What Is Happening to Our Children?
More Musings From Paul Kawata
October 6, 2010
Billy was from Greenburg Indiana, Seth lived in Tehachapi California, Tyler just started school at Rutgers in New Jersey, Raymond was in school in Providence Rhode Island and Asher lived with his parents in Houston Texas. I didn't know them, but I know their story, because it's my story.
At Seth's memorial, his 11 year old brother Shawn said "Seth was the best big brother in the world, no, the galaxy." Wearing a yellow plaid shirt, Seth's favorite color, Shawn then, without mentioning the word, made a heartbreaking reference to bullying. "I always wanted to protect him," as sobs broke out in the church. "I just wish people could have been nice to him like my Mom taught me."
Tyler Clementi's parents said that they hope their son's death "will serve as a call for compassion, empathy and human dignity.

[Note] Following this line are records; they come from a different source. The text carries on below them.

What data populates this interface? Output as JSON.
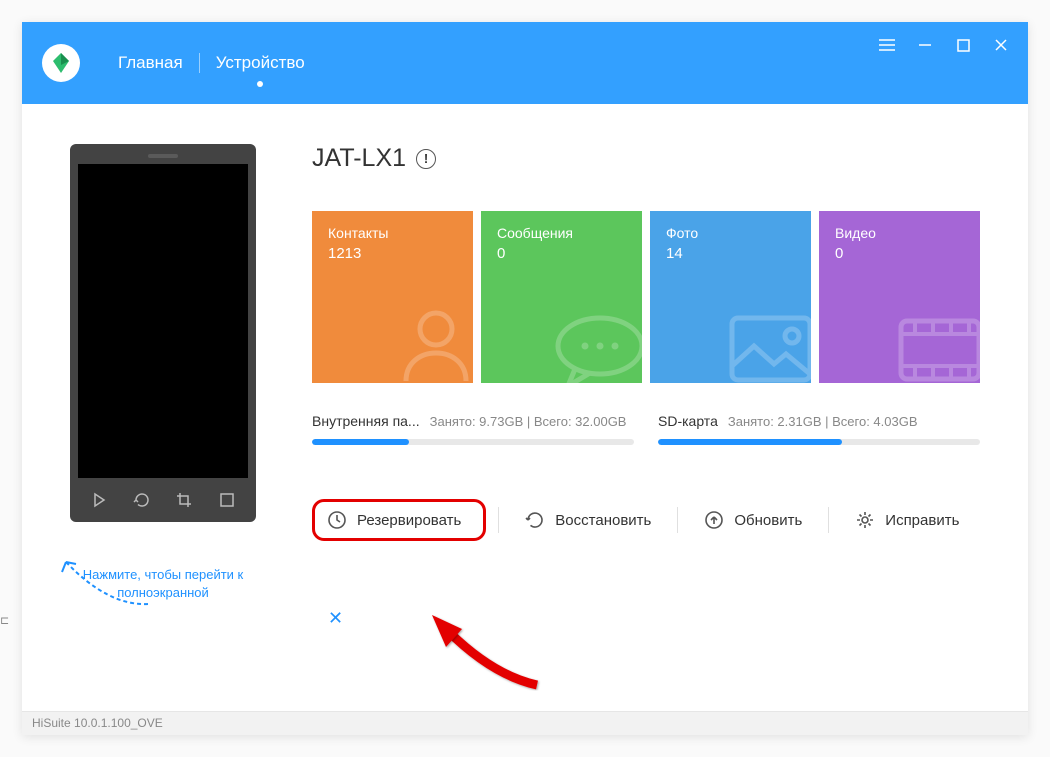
{
  "nav": {
    "home": "Главная",
    "device": "Устройство"
  },
  "device": {
    "name": "JAT-LX1"
  },
  "tiles": {
    "contacts": {
      "label": "Контакты",
      "count": "1213"
    },
    "messages": {
      "label": "Сообщения",
      "count": "0"
    },
    "photos": {
      "label": "Фото",
      "count": "14"
    },
    "videos": {
      "label": "Видео",
      "count": "0"
    }
  },
  "storage": {
    "internal": {
      "name": "Внутренняя па...",
      "info": "Занято: 9.73GB | Всего: 32.00GB",
      "percent": 30
    },
    "sd": {
      "name": "SD-карта",
      "info": "Занято: 2.31GB | Всего: 4.03GB",
      "percent": 57
    }
  },
  "actions": {
    "backup": "Резервировать",
    "restore": "Восстановить",
    "update": "Обновить",
    "fix": "Исправить"
  },
  "hint": "Нажмите, чтобы перейти к полноэкранной",
  "footer": "HiSuite 10.0.1.100_OVE"
}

The outpouring of emotion and support from our friends, community and family and from people across the country has been humbling and deeply moving, we thank each of you from the bottom of our hearts."
Please wear shorts, flip flops and t-shirts to Asher's memorial, "that is the way he would have liked it."
Raymond, Tyler, Seth, Billy, and Asher had dreams. Billy loved fashion, Tyler played the violin. The only thing they had in common was they were bullied because other kids thought they were gay and they killed themselves.
Their story is my story. Growing up gay in America means coming to terms with the fact that you are different from other members in your family. In my community there is great shame attached to being different.
I remember praying to God asking him to change me. I would do anything he wanted, if he would make me straight. The shame I felt about being gay was something that I was unequipped to handle, I was too scared to talk to my friends I felt completely alone.
Luckily there was a Gay Community Center (GCC). This was before the term LGBT (Lesbian Gay Bisexual and Transgender). I remember walking past the door several times before I found the courage to walk in. Through the Center I made new friends, I joined a support group and I discovered that I was not alone.
Even with all this support, I didn't come out to my parents until I was 21. By then I had a boyfriend (the president of my fraternity), a new life with new friends, but they were all a secret. Coming out to my parents was one of the most difficult things I've ever had to do. Even though I was just telling the truth about who I was and who I loved.
Dan Savage started a great campaign called It Gets Better. Go to this site and record a message, share it with your friends, and learn how you can make a difference. In addition to telling our stories, tell us what you did to make it better.
We need to give real solutions to help our children find their way home. Some are lost and need hope and options. Why is the Executive Director of the National Minority AIDS Council writing on this topic? Next week I will do a piece that will discuss the connection to HIV/AIDS. This week I just want to be a gay man who is concerned about our community's children.
Yours in the struggle,
This article was provided by National Minority AIDS Council. Visit NMAC's website to find out more about their activities, publications and services.
Add Your Comment:
(Please note: Your name and comment will be public, and may even show up in
Internet search results. Be careful when providing personal information! Before
adding your comment, please read TheBody.com's Comment Policy.)